1. Don't wear a seatbelt. We are not quite sure what this part of your vehicle is meant to do, but until you find out, it's best to leave it where it is.
2. When driving, remember blindspots. Blindspots have to do with people who have no vision, and have nothing to do with motor vehicles. Since you have eyes, keep them looking straight out the windshield in front of you.
3. Make sure your horn is working and test it frequently. Honk when you pull blindly into traffic, merge lanes, cut someone off, pull a uturn in oncoming traffic, or drive on the wrong side of the road. If you haven't touched it in the last few minutes, give it a quick honk just to make sure that sucker is still working.
4. Sidewalks. Read that again, slowly this time. P a r k i n g area. There, that's better. Of course there are people here- use your horn! Pedestrians have the right to get out of the way. Sidewalks also can function as a great alternative to getting where you want to go faster that the traffic jam in the actual road.5. Left hand turn lanes. Left hand turn lanes additionally function as the ideal point for positioning yourself to overtake the traffic stopped at the red light. If the lane is empty, scoot right in. Then when the light turns green- voila! - you can cut right back into traffic (remember the no blind spots rule and to use your horn dramatically). Blinker completely unnecessary, and a waste of time. Plus, that hand probably has a cigarette or a cell phone in it already, and it would be a shame to stop talking or texting or give up on the smoke for the sake of a little blinking light. (priorities, people. Priorities. Get them straight.)
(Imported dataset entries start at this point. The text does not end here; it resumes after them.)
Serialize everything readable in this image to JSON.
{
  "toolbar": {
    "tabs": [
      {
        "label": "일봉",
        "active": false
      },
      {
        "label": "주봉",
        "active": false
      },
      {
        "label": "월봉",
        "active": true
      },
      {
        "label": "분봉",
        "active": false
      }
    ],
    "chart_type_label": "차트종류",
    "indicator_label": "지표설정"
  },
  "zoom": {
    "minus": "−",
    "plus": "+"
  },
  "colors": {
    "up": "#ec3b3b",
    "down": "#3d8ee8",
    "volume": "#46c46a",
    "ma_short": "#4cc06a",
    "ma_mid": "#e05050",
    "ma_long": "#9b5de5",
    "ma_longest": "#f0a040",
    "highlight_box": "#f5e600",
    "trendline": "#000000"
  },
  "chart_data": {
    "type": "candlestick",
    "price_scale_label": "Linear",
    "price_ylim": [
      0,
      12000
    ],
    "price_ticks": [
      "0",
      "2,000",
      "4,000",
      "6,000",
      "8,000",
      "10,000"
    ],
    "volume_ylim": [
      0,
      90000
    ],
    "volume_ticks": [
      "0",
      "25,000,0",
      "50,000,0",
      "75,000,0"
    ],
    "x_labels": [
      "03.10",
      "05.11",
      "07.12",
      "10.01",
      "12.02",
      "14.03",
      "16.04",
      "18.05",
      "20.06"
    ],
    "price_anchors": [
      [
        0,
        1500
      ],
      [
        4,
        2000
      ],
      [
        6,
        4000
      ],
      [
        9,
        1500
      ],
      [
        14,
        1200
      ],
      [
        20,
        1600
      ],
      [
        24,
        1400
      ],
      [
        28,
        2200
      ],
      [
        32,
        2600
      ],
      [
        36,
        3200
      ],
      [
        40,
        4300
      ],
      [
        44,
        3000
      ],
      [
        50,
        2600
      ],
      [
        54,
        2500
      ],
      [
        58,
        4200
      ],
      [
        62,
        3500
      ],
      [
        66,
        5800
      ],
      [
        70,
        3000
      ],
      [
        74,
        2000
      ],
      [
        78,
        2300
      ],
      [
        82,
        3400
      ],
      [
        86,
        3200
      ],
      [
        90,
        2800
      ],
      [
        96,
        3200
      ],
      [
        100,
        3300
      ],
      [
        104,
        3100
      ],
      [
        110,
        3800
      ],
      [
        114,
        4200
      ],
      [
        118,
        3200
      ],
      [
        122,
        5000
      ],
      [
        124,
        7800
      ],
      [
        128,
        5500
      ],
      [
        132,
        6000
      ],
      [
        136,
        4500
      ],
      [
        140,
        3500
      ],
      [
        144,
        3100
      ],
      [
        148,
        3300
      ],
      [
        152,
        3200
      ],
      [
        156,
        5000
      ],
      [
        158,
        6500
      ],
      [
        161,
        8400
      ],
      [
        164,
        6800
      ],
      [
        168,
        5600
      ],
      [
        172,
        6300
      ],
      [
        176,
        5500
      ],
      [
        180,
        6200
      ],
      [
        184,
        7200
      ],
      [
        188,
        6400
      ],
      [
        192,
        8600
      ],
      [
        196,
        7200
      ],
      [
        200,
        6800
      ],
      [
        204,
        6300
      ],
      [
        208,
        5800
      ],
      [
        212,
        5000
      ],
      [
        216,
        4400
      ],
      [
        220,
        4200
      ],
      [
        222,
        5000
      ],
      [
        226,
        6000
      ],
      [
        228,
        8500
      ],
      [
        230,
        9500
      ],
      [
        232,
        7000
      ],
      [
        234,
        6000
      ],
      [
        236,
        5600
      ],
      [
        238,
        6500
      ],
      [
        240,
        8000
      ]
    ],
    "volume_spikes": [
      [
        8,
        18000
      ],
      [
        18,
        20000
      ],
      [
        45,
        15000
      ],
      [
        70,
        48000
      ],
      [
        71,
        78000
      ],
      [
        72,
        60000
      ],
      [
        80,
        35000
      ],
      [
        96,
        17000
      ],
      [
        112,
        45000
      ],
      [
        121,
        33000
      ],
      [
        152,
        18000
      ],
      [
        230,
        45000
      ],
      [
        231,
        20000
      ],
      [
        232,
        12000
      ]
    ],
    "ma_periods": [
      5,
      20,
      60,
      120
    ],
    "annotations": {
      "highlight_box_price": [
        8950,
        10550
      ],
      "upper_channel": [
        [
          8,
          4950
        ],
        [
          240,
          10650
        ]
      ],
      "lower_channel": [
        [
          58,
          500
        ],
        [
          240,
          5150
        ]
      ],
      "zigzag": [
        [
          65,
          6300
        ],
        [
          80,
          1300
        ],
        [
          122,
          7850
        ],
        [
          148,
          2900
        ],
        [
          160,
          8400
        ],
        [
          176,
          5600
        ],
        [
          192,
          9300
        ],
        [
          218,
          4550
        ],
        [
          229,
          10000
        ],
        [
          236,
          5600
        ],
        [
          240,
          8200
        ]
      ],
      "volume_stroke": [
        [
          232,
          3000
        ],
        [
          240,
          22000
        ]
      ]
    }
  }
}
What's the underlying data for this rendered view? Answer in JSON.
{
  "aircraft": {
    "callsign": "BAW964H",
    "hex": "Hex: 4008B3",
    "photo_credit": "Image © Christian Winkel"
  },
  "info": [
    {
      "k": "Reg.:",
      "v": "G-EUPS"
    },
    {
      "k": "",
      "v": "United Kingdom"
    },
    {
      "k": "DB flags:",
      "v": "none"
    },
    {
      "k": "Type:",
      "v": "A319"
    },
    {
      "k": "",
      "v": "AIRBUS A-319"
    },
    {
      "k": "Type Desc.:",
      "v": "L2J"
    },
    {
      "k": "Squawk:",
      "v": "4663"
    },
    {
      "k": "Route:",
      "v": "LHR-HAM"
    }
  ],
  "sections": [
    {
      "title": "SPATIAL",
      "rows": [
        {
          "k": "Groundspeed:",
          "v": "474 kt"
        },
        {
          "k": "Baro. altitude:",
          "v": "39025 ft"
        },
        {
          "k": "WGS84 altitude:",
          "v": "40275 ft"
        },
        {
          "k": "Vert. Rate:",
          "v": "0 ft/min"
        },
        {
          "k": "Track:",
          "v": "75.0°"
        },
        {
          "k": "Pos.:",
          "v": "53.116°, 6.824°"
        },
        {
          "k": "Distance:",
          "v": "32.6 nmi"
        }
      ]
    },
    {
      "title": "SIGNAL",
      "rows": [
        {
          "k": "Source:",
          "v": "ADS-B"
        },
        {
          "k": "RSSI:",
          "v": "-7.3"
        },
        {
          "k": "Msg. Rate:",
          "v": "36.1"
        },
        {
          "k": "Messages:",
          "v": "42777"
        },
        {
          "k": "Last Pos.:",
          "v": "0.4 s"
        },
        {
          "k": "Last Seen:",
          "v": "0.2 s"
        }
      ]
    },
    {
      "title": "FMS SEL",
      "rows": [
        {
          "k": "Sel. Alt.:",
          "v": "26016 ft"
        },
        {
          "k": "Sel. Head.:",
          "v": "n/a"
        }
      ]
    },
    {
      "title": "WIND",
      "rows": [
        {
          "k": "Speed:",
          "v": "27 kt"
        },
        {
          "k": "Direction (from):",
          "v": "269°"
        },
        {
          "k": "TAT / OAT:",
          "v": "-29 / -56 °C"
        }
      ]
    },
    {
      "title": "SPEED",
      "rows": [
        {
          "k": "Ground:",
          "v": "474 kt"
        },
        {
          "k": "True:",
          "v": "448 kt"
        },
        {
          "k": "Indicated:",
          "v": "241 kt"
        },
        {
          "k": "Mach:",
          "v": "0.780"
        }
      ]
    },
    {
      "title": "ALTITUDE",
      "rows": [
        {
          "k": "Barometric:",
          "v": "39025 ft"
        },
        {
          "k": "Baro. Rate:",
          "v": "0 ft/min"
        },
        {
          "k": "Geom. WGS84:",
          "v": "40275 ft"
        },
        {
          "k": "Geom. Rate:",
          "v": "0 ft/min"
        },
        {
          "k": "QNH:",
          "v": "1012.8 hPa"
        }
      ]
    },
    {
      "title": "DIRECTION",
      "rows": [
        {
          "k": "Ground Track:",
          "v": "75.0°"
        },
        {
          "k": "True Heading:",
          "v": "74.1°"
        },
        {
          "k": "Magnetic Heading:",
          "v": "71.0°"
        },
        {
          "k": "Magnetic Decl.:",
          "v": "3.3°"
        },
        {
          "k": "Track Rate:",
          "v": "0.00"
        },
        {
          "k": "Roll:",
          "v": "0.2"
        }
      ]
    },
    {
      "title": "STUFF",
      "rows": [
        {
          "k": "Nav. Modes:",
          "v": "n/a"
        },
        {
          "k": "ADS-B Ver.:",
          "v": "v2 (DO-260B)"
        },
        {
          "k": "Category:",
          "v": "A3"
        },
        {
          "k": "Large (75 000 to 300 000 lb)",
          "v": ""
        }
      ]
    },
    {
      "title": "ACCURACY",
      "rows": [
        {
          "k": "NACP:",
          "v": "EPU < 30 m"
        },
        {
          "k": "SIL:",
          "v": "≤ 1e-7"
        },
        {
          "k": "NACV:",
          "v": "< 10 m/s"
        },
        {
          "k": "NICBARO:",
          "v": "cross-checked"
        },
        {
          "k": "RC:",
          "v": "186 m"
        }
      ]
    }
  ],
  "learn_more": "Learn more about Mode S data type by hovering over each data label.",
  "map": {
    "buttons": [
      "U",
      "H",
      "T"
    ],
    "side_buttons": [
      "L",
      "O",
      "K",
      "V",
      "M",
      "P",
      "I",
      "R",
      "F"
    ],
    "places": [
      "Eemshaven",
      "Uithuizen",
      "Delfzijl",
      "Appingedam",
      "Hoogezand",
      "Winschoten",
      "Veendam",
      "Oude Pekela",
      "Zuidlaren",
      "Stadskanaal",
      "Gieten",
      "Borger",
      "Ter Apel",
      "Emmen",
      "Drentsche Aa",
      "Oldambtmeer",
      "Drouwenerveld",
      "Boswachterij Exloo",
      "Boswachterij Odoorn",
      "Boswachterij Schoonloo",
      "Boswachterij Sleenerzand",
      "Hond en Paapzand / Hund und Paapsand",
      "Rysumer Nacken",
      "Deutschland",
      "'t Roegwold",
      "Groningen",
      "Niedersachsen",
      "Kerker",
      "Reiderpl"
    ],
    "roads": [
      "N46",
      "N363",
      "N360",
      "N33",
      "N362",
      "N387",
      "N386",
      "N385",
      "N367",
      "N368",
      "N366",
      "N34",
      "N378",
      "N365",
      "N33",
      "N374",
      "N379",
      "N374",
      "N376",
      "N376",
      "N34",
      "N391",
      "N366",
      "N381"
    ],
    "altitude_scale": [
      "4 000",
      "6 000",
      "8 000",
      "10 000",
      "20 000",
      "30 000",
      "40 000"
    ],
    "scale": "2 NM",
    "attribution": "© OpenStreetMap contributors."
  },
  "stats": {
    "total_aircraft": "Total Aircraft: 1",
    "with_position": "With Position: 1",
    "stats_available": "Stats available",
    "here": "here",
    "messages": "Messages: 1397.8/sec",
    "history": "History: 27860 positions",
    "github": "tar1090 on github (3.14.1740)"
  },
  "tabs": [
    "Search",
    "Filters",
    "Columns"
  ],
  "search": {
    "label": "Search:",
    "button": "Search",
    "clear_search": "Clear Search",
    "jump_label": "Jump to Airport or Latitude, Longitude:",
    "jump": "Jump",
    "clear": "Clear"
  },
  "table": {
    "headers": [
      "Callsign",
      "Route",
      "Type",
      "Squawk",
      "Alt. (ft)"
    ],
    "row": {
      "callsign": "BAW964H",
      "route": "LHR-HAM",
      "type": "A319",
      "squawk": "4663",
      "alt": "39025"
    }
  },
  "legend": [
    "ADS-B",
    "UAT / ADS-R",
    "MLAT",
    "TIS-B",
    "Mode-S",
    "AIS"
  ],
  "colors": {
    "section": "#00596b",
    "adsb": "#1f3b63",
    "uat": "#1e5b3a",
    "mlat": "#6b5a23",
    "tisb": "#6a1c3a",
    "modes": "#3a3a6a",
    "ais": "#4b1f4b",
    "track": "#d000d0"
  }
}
Near accident experiences: 325. And then I stopped counting the second day.